Log some time in places such as LaGrange, Calhoun, Tifton or Hawkinsville, then try to make the move to Augusta or Columbus. Make it there and it would be on to Atlanta or another major market.
Some very good people had early résumés that measured job tenure in months. The problem was so did a number of paper-hangers and roués. I tried explaining this to my father early on and his expression wouldn’t have been much different if I’d been telling him I had taken a job as a doorman.
Back then a “here today, gone tomorrow” reputation was not an affirmative trait. My, but times have changed.
The smartphone that has all the bells and whistles today has a very good chance of being a dust collector in less than two years. Try to give away a computer that has been in service 18 months. Less is built to stand the test of time; that which is frequently becomes unwanted.
We have a piano that my wife picked out notes on when she was a little girl. Our daughter played it for a time. A few months back we decided to sell it. It started at one price and dropped in $50 increments until we offered it for free to a good home. And still, a splendid piano for a beginner sits idle in our home.
I’m not fussing about this to point fingers. It’s not for me to say if this is good or bad. But it’s happening. And when a cultural shift takes place, if there are consequences, they arrive too late for a fast fix (you should pardon the expression).
So I’m rooting for my brother to get his 40 years. If for no other reason than there are fewer and fewer folks who can have that on their life to-do list.
There’s nothing wrong with life at the speed of light — until we forget some things cannot, and should not, be hurried. Or to usurp Larry McMurtry: “The older the violin, the sweeter the music.”

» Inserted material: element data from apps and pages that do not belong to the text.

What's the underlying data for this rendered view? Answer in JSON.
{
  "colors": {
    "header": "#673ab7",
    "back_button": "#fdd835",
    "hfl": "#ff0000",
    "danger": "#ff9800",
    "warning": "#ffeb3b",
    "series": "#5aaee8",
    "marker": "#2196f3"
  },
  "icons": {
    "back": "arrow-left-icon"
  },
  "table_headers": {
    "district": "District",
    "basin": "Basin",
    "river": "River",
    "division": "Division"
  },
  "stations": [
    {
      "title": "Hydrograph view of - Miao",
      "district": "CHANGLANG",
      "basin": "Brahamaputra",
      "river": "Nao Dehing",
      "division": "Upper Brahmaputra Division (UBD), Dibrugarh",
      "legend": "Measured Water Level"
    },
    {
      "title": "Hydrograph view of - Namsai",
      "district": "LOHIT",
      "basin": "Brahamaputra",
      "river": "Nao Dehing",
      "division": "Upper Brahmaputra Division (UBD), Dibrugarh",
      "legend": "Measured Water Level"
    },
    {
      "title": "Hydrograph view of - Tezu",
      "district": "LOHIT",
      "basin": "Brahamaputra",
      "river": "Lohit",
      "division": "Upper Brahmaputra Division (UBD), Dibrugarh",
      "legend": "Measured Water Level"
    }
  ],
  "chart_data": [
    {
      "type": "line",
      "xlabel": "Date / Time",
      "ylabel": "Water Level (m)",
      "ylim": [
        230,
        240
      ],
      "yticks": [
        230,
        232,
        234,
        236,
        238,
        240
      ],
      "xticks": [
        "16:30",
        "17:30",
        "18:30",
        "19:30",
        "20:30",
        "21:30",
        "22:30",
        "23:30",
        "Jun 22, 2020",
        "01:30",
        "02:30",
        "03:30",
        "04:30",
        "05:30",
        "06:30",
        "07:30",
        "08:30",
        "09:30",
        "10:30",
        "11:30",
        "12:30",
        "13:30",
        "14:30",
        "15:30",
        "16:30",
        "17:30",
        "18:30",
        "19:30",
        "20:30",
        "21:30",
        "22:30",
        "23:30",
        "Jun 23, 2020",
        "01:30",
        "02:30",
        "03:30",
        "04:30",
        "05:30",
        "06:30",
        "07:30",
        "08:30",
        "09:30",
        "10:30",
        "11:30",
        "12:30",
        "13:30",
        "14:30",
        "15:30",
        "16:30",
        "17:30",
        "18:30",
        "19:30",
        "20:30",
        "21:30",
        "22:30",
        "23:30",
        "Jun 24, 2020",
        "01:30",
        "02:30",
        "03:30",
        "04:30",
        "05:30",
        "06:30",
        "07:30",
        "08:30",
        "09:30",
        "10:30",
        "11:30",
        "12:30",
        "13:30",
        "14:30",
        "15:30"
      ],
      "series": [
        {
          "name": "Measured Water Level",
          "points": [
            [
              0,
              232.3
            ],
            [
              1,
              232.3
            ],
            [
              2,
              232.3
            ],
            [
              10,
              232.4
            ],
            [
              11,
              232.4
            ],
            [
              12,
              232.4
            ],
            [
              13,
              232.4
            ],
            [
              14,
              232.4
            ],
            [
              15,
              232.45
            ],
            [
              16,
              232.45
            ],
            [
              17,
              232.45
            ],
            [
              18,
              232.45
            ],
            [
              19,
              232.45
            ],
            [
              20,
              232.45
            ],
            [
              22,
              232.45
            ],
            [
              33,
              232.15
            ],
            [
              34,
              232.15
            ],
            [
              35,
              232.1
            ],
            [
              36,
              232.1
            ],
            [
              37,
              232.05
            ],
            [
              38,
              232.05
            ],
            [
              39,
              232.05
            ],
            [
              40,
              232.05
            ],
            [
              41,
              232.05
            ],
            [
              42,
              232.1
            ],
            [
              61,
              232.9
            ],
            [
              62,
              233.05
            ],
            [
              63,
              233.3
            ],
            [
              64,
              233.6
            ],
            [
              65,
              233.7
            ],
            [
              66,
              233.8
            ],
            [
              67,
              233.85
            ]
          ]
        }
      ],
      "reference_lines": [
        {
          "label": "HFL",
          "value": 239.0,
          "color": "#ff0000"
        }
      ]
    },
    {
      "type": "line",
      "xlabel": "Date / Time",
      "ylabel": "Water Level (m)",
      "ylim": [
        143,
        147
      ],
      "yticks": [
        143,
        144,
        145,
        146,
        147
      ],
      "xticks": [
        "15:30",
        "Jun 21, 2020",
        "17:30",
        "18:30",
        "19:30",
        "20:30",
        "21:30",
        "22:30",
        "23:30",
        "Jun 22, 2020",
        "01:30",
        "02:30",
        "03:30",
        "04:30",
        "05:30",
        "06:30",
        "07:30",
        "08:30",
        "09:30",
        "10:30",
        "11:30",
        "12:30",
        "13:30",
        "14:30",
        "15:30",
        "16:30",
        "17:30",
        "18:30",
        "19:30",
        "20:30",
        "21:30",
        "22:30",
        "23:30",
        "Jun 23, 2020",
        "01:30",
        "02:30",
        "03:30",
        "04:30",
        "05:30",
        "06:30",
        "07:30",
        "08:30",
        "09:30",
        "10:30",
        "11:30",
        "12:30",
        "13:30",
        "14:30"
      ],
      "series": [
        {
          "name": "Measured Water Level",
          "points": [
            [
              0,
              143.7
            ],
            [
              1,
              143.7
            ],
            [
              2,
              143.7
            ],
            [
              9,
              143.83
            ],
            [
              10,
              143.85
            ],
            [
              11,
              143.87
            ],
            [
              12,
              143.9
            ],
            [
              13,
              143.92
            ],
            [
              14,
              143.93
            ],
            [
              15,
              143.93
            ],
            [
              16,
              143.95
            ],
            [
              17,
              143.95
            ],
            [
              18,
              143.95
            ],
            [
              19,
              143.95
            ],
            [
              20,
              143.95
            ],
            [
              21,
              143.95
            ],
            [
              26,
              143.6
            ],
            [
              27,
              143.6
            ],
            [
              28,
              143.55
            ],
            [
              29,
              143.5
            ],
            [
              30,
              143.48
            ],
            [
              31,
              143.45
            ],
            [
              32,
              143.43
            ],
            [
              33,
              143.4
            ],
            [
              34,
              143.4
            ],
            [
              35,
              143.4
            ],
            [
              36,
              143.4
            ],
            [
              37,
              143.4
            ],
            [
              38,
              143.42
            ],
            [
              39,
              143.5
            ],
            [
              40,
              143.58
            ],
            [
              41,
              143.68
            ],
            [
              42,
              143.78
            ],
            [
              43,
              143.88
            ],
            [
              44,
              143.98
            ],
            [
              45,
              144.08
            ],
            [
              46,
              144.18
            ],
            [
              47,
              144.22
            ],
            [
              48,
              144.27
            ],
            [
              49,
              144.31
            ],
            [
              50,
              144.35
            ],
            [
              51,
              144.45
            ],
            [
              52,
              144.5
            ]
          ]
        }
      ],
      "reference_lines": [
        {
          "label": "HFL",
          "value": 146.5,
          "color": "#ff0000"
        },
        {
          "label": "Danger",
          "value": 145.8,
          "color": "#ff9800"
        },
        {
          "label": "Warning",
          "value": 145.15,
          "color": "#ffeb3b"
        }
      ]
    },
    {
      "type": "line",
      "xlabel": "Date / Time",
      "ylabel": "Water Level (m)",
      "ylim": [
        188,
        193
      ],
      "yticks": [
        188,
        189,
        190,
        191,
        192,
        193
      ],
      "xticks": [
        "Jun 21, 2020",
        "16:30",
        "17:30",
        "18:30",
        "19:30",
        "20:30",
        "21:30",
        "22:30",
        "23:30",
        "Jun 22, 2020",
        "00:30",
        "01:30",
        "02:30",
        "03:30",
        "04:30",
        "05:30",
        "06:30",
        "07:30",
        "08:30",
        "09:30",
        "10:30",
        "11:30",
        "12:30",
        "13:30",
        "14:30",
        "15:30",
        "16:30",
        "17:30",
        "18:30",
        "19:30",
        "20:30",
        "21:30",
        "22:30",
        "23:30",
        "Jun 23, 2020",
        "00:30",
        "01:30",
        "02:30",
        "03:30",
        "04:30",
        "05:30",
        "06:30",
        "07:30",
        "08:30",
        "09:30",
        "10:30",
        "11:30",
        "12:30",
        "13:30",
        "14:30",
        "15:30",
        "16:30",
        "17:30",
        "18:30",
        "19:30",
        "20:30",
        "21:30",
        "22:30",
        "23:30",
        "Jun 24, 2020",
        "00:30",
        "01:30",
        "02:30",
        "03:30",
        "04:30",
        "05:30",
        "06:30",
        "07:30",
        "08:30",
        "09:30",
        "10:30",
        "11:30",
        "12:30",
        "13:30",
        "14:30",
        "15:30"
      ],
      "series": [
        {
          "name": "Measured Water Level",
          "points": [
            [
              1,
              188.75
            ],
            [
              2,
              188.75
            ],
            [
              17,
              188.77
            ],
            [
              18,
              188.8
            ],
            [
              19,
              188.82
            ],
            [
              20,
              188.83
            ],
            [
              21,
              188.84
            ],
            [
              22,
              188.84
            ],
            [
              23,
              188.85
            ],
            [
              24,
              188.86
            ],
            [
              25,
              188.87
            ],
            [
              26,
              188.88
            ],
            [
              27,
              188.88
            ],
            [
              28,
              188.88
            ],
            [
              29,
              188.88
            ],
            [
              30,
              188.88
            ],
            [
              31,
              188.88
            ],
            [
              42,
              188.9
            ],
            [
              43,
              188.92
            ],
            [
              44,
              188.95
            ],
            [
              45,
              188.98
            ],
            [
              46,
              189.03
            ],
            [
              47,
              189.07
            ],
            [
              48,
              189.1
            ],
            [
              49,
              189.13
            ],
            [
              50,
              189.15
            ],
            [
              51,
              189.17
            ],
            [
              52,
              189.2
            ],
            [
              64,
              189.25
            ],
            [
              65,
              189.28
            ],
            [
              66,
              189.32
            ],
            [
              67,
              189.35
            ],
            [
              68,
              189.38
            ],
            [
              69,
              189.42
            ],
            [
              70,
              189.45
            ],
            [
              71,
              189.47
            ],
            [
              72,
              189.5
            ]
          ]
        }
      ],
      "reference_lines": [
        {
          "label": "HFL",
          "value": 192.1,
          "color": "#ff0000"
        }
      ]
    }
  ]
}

Jim Osterman lives in Sandy Springs. Reach him at email@example.com